Friday, April 22, 2005

Draft Watch: A better option than the draft

Intel Dump's Phil Carter, who wrote "The Case for the Draft", had a guest blog last week on Operation Truth looking at a RAND study that suggests options for shoring up our military other than the draft. This is from the summary:
Recruiting is expensive. On average, it costs the U.S. Army about $15,000 to recruit one soldier,1 and it must recruit 80,000 to 90,000 each year. If a soldier fails to complete his or her first term, the Army must spend a like amount for a replacement. Thus, it is very much in the Army's interest to minimize losses at every phase of the first term. This has become more important in recent years because the Army, during the lean recruiting years in the late 1990s, vigorously expanded its recruiting effort by adding and expanding enlistment incentives, by increasing recruiting resources, and by modifying recruiting practices.

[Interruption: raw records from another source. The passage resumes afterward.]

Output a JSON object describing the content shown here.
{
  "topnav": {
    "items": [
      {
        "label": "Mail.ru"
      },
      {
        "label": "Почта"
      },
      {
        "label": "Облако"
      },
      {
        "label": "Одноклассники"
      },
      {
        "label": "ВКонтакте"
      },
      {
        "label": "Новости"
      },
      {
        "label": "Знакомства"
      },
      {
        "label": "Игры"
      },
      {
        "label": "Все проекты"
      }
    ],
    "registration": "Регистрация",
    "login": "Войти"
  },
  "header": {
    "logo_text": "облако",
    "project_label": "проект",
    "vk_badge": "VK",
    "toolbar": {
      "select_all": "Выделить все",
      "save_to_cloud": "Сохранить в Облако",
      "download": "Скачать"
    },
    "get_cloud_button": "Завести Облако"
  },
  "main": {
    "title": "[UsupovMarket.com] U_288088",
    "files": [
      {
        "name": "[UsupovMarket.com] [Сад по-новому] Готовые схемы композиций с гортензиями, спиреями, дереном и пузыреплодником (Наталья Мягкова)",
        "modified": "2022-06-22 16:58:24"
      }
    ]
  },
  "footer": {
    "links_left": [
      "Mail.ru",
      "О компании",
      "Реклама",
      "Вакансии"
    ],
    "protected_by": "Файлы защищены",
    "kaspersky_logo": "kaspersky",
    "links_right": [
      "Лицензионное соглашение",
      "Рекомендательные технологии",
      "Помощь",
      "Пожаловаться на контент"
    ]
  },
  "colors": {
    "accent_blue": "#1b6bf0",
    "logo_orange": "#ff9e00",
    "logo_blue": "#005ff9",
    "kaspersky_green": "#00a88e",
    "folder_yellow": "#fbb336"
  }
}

This monograph focuses on the implications of these decisions for the manning and success of first-term soldiers. It also examines how the Army manages first-term soldiers. Training losses and retention problems drive up the demand for new recruits. Given the expense of recruiting and training losses, the Army should assess whether different management strategies could improve the success rates for first-term soldiers. It may be possible to cut attrition without compromising Army standards.

Carter is also participating in an ongoing online debate with James Joyner of Outside the Beltway about the possible need for the draft at Legal Affairs. Very interesting stuff...